(App and web page records)
----------

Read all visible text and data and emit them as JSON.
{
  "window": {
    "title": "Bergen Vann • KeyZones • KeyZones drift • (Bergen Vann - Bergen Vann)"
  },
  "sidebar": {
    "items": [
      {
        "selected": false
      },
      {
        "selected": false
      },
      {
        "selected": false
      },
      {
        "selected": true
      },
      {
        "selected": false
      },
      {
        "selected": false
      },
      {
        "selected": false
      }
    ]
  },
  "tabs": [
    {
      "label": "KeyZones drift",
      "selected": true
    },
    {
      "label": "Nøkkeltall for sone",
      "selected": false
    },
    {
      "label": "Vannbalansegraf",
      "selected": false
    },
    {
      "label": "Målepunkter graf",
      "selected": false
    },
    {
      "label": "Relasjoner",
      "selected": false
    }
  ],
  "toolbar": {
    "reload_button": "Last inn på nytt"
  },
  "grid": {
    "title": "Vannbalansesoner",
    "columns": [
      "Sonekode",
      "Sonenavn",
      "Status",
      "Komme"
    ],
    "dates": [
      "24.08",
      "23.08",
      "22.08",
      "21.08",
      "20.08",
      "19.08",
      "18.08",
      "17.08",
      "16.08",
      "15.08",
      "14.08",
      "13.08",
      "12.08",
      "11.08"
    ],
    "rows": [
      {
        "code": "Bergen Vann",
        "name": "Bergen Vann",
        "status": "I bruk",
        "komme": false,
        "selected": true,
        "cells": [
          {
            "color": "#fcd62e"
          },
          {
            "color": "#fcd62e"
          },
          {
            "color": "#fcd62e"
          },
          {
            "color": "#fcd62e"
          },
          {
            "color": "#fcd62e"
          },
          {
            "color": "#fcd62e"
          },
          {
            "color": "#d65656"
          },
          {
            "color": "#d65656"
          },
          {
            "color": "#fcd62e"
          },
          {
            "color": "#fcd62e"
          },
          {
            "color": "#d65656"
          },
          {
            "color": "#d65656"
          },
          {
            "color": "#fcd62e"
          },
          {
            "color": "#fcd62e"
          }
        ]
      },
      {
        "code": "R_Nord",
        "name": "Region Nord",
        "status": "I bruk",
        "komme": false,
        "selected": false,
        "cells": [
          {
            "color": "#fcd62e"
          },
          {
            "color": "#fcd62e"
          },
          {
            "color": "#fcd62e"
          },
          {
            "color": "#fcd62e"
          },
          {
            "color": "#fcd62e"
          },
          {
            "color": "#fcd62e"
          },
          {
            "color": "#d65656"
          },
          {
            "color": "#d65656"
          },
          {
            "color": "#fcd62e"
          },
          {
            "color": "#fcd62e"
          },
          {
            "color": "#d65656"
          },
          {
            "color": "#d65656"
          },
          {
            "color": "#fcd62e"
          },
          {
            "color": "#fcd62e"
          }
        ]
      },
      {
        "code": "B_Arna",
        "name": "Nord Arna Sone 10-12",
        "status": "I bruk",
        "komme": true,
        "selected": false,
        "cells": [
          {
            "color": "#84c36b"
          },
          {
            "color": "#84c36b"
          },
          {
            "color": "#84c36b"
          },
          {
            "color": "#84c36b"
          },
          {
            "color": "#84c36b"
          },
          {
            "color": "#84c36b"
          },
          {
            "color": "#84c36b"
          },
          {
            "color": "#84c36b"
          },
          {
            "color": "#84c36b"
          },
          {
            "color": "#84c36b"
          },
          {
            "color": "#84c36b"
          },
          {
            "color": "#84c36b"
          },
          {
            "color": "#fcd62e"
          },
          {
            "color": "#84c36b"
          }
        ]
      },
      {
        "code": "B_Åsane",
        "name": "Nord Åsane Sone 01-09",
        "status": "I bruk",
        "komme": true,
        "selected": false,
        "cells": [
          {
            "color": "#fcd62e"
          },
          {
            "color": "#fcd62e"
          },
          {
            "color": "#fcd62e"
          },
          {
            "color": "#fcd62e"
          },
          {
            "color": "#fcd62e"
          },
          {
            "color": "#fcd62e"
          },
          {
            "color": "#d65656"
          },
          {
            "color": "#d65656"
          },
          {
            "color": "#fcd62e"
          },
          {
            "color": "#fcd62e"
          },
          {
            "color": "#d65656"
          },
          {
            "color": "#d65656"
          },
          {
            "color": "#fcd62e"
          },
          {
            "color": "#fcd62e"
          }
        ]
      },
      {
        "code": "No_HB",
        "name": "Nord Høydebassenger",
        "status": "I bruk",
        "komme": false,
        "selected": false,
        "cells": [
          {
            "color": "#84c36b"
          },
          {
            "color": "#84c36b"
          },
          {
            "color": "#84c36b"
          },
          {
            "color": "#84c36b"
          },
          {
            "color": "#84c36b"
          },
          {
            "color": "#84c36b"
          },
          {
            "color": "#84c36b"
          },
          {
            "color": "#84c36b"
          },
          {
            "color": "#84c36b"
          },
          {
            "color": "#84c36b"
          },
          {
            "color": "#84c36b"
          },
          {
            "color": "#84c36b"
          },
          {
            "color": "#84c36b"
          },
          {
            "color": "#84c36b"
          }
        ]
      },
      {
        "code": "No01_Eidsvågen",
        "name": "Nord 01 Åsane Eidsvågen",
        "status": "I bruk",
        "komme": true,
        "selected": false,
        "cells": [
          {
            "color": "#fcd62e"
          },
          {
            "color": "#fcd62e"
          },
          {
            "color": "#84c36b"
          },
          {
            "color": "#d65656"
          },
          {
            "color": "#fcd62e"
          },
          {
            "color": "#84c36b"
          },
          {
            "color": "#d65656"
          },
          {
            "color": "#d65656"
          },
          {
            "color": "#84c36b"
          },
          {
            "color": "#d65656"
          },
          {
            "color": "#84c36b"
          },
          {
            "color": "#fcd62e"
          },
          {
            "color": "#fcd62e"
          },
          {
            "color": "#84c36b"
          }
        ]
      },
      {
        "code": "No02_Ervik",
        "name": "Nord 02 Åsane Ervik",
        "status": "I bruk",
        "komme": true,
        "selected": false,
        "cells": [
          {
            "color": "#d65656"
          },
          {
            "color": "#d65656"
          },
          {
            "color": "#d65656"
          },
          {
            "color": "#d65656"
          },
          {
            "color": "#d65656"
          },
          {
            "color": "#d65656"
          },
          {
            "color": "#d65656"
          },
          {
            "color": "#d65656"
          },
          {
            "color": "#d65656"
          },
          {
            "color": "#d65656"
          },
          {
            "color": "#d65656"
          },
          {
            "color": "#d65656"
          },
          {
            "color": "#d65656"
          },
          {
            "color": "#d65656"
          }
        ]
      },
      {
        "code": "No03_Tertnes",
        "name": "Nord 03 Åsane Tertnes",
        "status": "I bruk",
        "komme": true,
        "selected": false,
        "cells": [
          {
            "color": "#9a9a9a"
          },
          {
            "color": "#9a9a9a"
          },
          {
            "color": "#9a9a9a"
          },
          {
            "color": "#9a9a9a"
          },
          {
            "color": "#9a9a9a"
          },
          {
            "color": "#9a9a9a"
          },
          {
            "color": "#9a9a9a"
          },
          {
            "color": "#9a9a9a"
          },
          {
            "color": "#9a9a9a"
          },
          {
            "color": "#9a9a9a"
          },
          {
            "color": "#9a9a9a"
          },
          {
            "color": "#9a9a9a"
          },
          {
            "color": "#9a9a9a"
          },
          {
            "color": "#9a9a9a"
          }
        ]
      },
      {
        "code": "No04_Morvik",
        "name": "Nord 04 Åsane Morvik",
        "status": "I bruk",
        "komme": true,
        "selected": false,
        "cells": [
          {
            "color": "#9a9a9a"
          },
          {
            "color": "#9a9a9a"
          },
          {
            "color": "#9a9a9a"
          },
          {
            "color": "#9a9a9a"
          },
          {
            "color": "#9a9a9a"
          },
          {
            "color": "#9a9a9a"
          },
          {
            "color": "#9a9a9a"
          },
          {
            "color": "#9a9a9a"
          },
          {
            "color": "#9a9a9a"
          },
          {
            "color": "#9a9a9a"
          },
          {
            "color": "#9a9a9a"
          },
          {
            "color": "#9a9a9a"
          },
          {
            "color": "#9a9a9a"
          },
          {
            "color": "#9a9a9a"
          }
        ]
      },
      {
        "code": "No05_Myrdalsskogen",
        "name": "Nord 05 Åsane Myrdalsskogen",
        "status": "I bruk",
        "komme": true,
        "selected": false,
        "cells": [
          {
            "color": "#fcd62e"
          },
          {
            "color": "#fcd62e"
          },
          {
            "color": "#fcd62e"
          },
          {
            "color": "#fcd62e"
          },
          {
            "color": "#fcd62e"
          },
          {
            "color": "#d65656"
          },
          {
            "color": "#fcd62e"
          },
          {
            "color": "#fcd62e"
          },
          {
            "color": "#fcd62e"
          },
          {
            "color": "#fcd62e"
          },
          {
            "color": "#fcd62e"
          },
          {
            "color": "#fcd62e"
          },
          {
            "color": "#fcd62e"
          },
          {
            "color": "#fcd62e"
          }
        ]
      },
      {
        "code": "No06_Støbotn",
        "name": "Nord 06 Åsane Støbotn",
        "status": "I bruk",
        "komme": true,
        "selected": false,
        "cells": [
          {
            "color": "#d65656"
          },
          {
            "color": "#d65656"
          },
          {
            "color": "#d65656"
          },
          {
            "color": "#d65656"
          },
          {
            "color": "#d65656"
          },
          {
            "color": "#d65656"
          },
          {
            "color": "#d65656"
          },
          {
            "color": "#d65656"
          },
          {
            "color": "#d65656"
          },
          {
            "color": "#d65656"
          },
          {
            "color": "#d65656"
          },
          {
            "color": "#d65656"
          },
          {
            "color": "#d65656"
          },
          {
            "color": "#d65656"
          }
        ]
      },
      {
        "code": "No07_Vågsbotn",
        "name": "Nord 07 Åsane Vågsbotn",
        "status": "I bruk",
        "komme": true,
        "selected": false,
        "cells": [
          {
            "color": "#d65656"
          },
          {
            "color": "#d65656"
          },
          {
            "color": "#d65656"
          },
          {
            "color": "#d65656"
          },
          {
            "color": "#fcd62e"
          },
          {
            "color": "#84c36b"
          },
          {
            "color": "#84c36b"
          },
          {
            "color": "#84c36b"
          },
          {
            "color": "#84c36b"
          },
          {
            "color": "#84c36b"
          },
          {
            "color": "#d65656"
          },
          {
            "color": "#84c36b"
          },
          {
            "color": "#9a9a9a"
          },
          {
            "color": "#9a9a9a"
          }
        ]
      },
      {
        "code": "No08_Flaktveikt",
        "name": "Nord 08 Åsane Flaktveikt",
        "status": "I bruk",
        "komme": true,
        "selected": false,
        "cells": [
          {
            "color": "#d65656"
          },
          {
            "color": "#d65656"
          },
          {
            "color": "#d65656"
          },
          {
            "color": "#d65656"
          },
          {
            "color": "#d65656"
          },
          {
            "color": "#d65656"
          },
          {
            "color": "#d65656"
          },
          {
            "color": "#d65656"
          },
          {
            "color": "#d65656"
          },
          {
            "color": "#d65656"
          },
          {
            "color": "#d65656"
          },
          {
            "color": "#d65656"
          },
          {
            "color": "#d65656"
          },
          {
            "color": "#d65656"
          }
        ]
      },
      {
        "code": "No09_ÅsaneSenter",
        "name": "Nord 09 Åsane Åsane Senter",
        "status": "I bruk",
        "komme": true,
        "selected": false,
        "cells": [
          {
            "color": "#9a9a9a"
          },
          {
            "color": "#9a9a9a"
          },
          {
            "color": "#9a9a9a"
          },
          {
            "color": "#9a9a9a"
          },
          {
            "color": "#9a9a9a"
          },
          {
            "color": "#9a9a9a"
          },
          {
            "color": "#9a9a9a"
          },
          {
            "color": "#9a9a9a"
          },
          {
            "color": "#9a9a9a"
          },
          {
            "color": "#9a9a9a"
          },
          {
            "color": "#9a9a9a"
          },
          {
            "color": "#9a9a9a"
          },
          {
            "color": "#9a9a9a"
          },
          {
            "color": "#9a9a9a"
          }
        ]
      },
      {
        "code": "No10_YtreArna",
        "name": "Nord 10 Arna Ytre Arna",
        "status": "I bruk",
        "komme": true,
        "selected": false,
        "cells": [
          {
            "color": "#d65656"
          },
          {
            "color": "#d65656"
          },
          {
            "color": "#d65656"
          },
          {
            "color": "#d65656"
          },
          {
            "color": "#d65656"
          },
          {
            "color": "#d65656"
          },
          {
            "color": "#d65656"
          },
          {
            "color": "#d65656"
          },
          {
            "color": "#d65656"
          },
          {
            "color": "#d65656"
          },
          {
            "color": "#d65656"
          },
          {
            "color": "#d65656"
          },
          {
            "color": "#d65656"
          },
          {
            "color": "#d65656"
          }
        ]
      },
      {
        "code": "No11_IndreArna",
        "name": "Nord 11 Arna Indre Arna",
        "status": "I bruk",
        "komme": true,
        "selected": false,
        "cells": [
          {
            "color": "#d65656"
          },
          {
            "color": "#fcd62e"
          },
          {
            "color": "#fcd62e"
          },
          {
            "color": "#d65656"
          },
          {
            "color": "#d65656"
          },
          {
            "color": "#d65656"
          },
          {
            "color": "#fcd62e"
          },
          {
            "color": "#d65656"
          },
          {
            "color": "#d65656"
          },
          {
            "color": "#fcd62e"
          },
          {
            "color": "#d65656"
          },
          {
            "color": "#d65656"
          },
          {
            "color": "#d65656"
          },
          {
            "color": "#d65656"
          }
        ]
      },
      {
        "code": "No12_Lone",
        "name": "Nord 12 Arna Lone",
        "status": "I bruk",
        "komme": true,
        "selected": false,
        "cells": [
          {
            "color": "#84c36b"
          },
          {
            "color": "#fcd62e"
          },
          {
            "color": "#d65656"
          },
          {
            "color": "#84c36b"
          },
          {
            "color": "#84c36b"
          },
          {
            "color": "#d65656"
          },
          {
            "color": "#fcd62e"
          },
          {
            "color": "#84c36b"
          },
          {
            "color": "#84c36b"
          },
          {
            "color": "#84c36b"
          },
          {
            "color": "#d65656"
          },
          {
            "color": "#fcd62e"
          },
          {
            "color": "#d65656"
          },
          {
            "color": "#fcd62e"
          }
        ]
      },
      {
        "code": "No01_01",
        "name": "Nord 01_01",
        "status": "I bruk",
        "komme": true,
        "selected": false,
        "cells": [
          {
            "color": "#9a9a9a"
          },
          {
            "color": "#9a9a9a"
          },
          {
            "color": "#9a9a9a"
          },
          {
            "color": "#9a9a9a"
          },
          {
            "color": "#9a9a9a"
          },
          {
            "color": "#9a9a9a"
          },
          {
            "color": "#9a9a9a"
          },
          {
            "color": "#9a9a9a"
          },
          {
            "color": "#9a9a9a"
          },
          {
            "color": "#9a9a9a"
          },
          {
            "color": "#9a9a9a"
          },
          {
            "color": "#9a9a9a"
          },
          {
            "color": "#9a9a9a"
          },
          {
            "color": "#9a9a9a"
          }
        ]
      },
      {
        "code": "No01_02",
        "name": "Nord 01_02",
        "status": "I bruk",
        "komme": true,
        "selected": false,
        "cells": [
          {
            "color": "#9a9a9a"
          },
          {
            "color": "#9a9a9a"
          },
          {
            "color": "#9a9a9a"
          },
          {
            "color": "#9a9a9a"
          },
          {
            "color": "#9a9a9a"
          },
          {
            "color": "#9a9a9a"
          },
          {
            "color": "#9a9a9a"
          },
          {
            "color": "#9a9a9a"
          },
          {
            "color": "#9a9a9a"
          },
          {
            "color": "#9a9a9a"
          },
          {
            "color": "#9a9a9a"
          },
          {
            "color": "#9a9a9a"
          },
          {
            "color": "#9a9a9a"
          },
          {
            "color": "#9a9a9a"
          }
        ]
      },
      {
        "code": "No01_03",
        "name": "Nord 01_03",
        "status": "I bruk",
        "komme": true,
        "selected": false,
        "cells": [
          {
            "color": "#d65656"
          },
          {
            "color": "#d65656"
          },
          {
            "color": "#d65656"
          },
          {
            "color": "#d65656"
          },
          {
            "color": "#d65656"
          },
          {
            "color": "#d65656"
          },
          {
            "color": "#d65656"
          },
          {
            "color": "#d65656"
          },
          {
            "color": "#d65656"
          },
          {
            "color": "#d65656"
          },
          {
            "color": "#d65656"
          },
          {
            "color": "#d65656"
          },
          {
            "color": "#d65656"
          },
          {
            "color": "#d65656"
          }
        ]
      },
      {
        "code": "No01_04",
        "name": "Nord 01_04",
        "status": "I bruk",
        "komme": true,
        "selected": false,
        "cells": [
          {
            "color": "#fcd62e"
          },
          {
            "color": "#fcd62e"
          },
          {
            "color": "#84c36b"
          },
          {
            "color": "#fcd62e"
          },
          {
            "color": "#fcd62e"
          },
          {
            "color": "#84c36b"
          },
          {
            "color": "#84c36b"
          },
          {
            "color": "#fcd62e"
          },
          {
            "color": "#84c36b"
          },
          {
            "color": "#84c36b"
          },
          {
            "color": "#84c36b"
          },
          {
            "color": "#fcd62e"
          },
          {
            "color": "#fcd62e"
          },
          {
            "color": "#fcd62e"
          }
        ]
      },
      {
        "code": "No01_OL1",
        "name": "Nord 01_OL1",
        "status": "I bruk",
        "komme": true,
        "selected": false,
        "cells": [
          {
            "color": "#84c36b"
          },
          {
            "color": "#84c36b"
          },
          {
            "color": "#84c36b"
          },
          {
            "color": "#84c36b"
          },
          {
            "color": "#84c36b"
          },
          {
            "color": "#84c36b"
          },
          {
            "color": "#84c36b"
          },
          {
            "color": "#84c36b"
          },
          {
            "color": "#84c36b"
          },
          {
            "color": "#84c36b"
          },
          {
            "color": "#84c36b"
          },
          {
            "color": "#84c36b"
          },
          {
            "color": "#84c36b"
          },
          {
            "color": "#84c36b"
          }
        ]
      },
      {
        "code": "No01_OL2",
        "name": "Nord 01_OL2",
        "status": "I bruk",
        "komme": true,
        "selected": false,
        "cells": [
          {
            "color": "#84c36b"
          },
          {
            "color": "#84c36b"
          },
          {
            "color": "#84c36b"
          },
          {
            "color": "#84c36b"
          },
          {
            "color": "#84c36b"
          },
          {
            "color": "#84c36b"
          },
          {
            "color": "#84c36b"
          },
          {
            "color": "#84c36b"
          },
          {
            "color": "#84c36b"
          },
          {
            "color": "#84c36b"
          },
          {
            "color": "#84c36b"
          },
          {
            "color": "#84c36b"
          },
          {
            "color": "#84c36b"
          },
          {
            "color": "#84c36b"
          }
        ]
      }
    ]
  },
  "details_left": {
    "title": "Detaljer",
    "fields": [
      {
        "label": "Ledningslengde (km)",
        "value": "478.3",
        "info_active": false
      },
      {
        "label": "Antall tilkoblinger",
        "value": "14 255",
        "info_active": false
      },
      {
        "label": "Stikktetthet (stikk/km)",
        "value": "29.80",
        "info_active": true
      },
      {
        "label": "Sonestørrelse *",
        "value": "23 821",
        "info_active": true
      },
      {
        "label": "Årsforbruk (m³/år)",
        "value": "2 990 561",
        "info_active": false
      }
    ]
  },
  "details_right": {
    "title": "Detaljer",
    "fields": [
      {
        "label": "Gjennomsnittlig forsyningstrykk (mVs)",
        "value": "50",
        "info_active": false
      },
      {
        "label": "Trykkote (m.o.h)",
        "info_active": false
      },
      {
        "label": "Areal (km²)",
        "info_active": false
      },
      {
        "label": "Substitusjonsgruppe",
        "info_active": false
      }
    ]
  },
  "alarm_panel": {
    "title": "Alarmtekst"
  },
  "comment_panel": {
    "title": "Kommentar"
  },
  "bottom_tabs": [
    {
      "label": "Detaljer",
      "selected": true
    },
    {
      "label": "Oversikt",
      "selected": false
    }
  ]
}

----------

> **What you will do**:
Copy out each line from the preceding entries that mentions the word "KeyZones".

> **Solution for this task**:
    "title": "Bergen Vann • KeyZones • KeyZones drift • (Bergen Vann - Bergen Vann)"
      "label": "KeyZones drift",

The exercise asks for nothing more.